* WHAT IS REQUIRED
The listing below must be returned in full and unchanged, without the images it carries.

* AVAILABLE RECORDS
⁂

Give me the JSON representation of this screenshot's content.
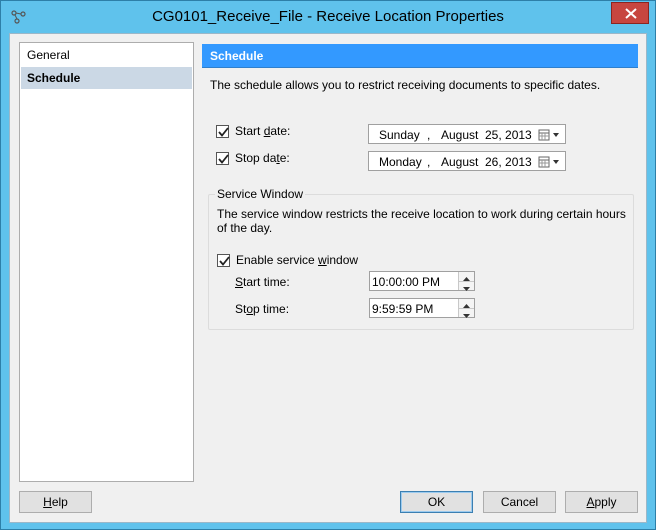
{
  "window": {
    "title": "CG0101_Receive_File - Receive Location Properties",
    "accent": "#5fc2ec",
    "close_color": "#c7463f"
  },
  "nav": {
    "items": [
      {
        "label": "General",
        "selected": false
      },
      {
        "label": "Schedule",
        "selected": true
      }
    ]
  },
  "panel": {
    "header": "Schedule",
    "description": "The schedule allows you to restrict receiving documents to specific dates.",
    "start_date": {
      "label_pre": "Start ",
      "label_key": "d",
      "label_post": "ate:",
      "checked": true,
      "day": "Sunday",
      "sep": ",",
      "month": "August",
      "daynum": "25, 2013"
    },
    "stop_date": {
      "label_pre": "Stop da",
      "label_key": "t",
      "label_post": "e:",
      "checked": true,
      "day": "Monday",
      "sep": ",",
      "month": "August",
      "daynum": "26, 2013"
    },
    "service_window": {
      "title": "Service Window",
      "description": "The service window restricts the receive location to work during certain hours of the day.",
      "enable": {
        "label_pre": "Enable service ",
        "label_key": "w",
        "label_post": "indow",
        "checked": true
      },
      "start_time": {
        "label_key": "S",
        "label_post": "tart time:",
        "value": "10:00:00 PM"
      },
      "stop_time": {
        "label_pre": "St",
        "label_key": "o",
        "label_post": "p time:",
        "value": "9:59:59 PM"
      }
    }
  },
  "buttons": {
    "help": {
      "key": "H",
      "rest": "elp"
    },
    "ok": "OK",
    "cancel": "Cancel",
    "apply": {
      "key": "A",
      "rest": "pply"
    }
  },
  "icons": {
    "app": "receive-location-icon",
    "close": "close-icon",
    "checkbox": "check-icon",
    "calendar": "calendar-icon",
    "dropdown": "chevron-down-icon",
    "spin_up": "chevron-up-icon",
    "spin_down": "chevron-down-icon"
  }
}
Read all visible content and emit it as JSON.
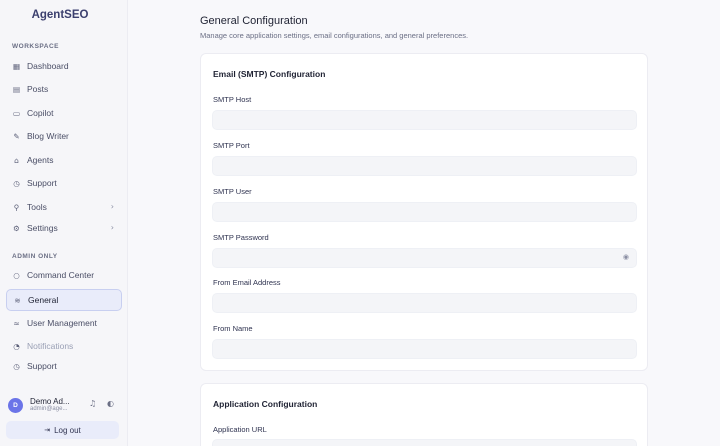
{
  "brand": "AgentSEO",
  "sidebar": {
    "workspace_label": "WORKSPACE",
    "workspace_items": [
      {
        "label": "Dashboard",
        "icon": "grid-icon"
      },
      {
        "label": "Posts",
        "icon": "document-icon"
      },
      {
        "label": "Copilot",
        "icon": "chat-icon"
      },
      {
        "label": "Blog Writer",
        "icon": "pen-icon"
      },
      {
        "label": "Agents",
        "icon": "bot-icon"
      },
      {
        "label": "Support",
        "icon": "help-icon"
      },
      {
        "label": "Tools",
        "icon": "wrench-icon",
        "chevron": "›"
      },
      {
        "label": "Settings",
        "icon": "gear-icon",
        "chevron": "›"
      }
    ],
    "admin_label": "ADMIN ONLY",
    "admin_items": [
      {
        "label": "Command Center",
        "icon": "circle-icon"
      },
      {
        "label": "General",
        "icon": "layers-icon",
        "active": true
      },
      {
        "label": "User Management",
        "icon": "users-icon"
      },
      {
        "label": "Notifications",
        "icon": "bell-icon"
      }
    ],
    "support_item": {
      "label": "Support",
      "icon": "help-icon"
    },
    "profile": {
      "initial": "D",
      "name": "Demo Ad...",
      "email": "admin@age..."
    },
    "logout_label": "Log out"
  },
  "main": {
    "title": "General Configuration",
    "subtitle": "Manage core application settings, email configurations, and general preferences.",
    "smtp_card": {
      "title": "Email (SMTP) Configuration",
      "fields": [
        {
          "label": "SMTP Host",
          "value": ""
        },
        {
          "label": "SMTP Port",
          "value": ""
        },
        {
          "label": "SMTP User",
          "value": ""
        },
        {
          "label": "SMTP Password",
          "value": ""
        },
        {
          "label": "From Email Address",
          "value": ""
        },
        {
          "label": "From Name",
          "value": ""
        }
      ]
    },
    "app_card": {
      "title": "Application Configuration",
      "fields": [
        {
          "label": "Application URL",
          "value": ""
        }
      ]
    }
  }
}
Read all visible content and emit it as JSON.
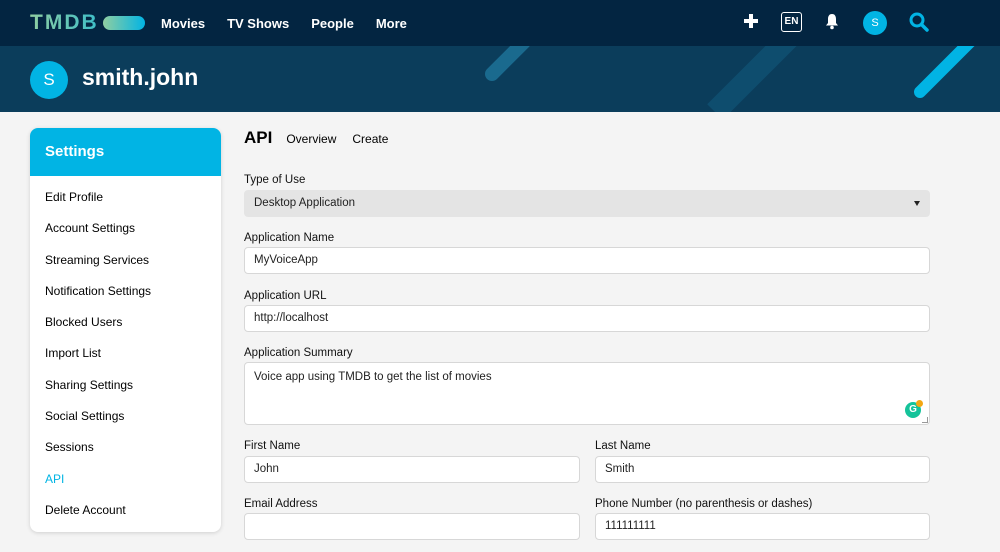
{
  "nav": {
    "logo": "TMDB",
    "links": [
      "Movies",
      "TV Shows",
      "People",
      "More"
    ],
    "lang": "EN",
    "avatar_initial": "S"
  },
  "header": {
    "avatar_initial": "S",
    "username": "smith.john"
  },
  "sidebar": {
    "title": "Settings",
    "items": [
      {
        "label": "Edit Profile"
      },
      {
        "label": "Account Settings"
      },
      {
        "label": "Streaming Services"
      },
      {
        "label": "Notification Settings"
      },
      {
        "label": "Blocked Users"
      },
      {
        "label": "Import List"
      },
      {
        "label": "Sharing Settings"
      },
      {
        "label": "Social Settings"
      },
      {
        "label": "Sessions"
      },
      {
        "label": "API",
        "active": true
      },
      {
        "label": "Delete Account"
      }
    ]
  },
  "main": {
    "title": "API",
    "tabs": [
      "Overview",
      "Create"
    ],
    "type_of_use": {
      "label": "Type of Use",
      "value": "Desktop Application"
    },
    "app_name": {
      "label": "Application Name",
      "value": "MyVoiceApp"
    },
    "app_url": {
      "label": "Application URL",
      "value": "http://localhost"
    },
    "app_summary": {
      "label": "Application Summary",
      "value": "Voice app using TMDB to get the list of movies"
    },
    "first_name": {
      "label": "First Name",
      "value": "John"
    },
    "last_name": {
      "label": "Last Name",
      "value": "Smith"
    },
    "email": {
      "label": "Email Address",
      "value": ""
    },
    "phone": {
      "label": "Phone Number (no parenthesis or dashes)",
      "value": "111111111"
    }
  },
  "colors": {
    "nav_bg": "#032541",
    "header_bg": "#0b3d5b",
    "accent": "#01b4e4",
    "logo_green": "#90cea1"
  },
  "icons": [
    "plus-icon",
    "bell-icon",
    "search-icon",
    "grammarly-icon"
  ]
}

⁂

* SOLUTION
Give me the JSON representation of this screenshot's content.
{
  "window": {
    "title": "CG0101_Receive_File - Receive Location Properties",
    "accent": "#5fc2ec",
    "close_color": "#c7463f"
  },
  "nav": {
    "items": [
      {
        "label": "General",
        "selected": false
      },
      {
        "label": "Schedule",
        "selected": true
      }
    ]
  },
  "panel": {
    "header": "Schedule",
    "description": "The schedule allows you to restrict receiving documents to specific dates.",
    "start_date": {
      "label_pre": "Start ",
      "label_key": "d",
      "label_post": "ate:",
      "checked": true,
      "day": "Sunday",
      "sep": ",",
      "month": "August",
      "daynum": "25, 2013"
    },
    "stop_date": {
      "label_pre": "Stop da",
      "label_key": "t",
      "label_post": "e:",
      "checked": true,
      "day": "Monday",
      "sep": ",",
      "month": "August",
      "daynum": "26, 2013"
    },
    "service_window": {
      "title": "Service Window",
      "description": "The service window restricts the receive location to work during certain hours of the day.",
      "enable": {
        "label_pre": "Enable service ",
        "label_key": "w",
        "label_post": "indow",
        "checked": true
      },
      "start_time": {
        "label_key": "S",
        "label_post": "tart time:",
        "value": "10:00:00 PM"
      },
      "stop_time": {
        "label_pre": "St",
        "label_key": "o",
        "label_post": "p time:",
        "value": "9:59:59 PM"
      }
    }
  },
  "buttons": {
    "help": {
      "key": "H",
      "rest": "elp"
    },
    "ok": "OK",
    "cancel": "Cancel",
    "apply": {
      "key": "A",
      "rest": "pply"
    }
  },
  "icons": {
    "app": "receive-location-icon",
    "close": "close-icon",
    "checkbox": "check-icon",
    "calendar": "calendar-icon",
    "dropdown": "chevron-down-icon",
    "spin_up": "chevron-up-icon",
    "spin_down": "chevron-down-icon"
  }
}
Read all visible content and emit it as JSON.
{
  "brand": "AgentSEO",
  "sidebar": {
    "workspace_label": "WORKSPACE",
    "workspace_items": [
      {
        "label": "Dashboard",
        "icon": "grid-icon"
      },
      {
        "label": "Posts",
        "icon": "document-icon"
      },
      {
        "label": "Copilot",
        "icon": "chat-icon"
      },
      {
        "label": "Blog Writer",
        "icon": "pen-icon"
      },
      {
        "label": "Agents",
        "icon": "bot-icon"
      },
      {
        "label": "Support",
        "icon": "help-icon"
      },
      {
        "label": "Tools",
        "icon": "wrench-icon",
        "chevron": "›"
      },
      {
        "label": "Settings",
        "icon": "gear-icon",
        "chevron": "›"
      }
    ],
    "admin_label": "ADMIN ONLY",
    "admin_items": [
      {
        "label": "Command Center",
        "icon": "circle-icon"
      },
      {
        "label": "General",
        "icon": "layers-icon",
        "active": true
      },
      {
        "label": "User Management",
        "icon": "users-icon"
      },
      {
        "label": "Notifications",
        "icon": "bell-icon"
      }
    ],
    "support_item": {
      "label": "Support",
      "icon": "help-icon"
    },
    "profile": {
      "initial": "D",
      "name": "Demo Ad...",
      "email": "admin@age..."
    },
    "logout_label": "Log out"
  },
  "main": {
    "title": "General Configuration",
    "subtitle": "Manage core application settings, email configurations, and general preferences.",
    "smtp_card": {
      "title": "Email (SMTP) Configuration",
      "fields": [
        {
          "label": "SMTP Host",
          "value": ""
        },
        {
          "label": "SMTP Port",
          "value": ""
        },
        {
          "label": "SMTP User",
          "value": ""
        },
        {
          "label": "SMTP Password",
          "value": ""
        },
        {
          "label": "From Email Address",
          "value": ""
        },
        {
          "label": "From Name",
          "value": ""
        }
      ]
    },
    "app_card": {
      "title": "Application Configuration",
      "fields": [
        {
          "label": "Application URL",
          "value": ""
        }
      ]
    }
  }
}
Read all visible content and emit it as JSON.
{
  "nav": {
    "logo": "TMDB",
    "links": [
      "Movies",
      "TV Shows",
      "People",
      "More"
    ],
    "lang": "EN",
    "avatar_initial": "S"
  },
  "header": {
    "avatar_initial": "S",
    "username": "smith.john"
  },
  "sidebar": {
    "title": "Settings",
    "items": [
      {
        "label": "Edit Profile"
      },
      {
        "label": "Account Settings"
      },
      {
        "label": "Streaming Services"
      },
      {
        "label": "Notification Settings"
      },
      {
        "label": "Blocked Users"
      },
      {
        "label": "Import List"
      },
      {
        "label": "Sharing Settings"
      },
      {
        "label": "Social Settings"
      },
      {
        "label": "Sessions"
      },
      {
        "label": "API",
        "active": true
      },
      {
        "label": "Delete Account"
      }
    ]
  },
  "main": {
    "title": "API",
    "tabs": [
      "Overview",
      "Create"
    ],
    "type_of_use": {
      "label": "Type of Use",
      "value": "Desktop Application"
    },
    "app_name": {
      "label": "Application Name",
      "value": "MyVoiceApp"
    },
    "app_url": {
      "label": "Application URL",
      "value": "http://localhost"
    },
    "app_summary": {
      "label": "Application Summary",
      "value": "Voice app using TMDB to get the list of movies"
    },
    "first_name": {
      "label": "First Name",
      "value": "John"
    },
    "last_name": {
      "label": "Last Name",
      "value": "Smith"
    },
    "email": {
      "label": "Email Address",
      "value": ""
    },
    "phone": {
      "label": "Phone Number (no parenthesis or dashes)",
      "value": "111111111"
    }
  },
  "colors": {
    "nav_bg": "#032541",
    "header_bg": "#0b3d5b",
    "accent": "#01b4e4",
    "logo_green": "#90cea1"
  },
  "icons": [
    "plus-icon",
    "bell-icon",
    "search-icon",
    "grammarly-icon"
  ]
}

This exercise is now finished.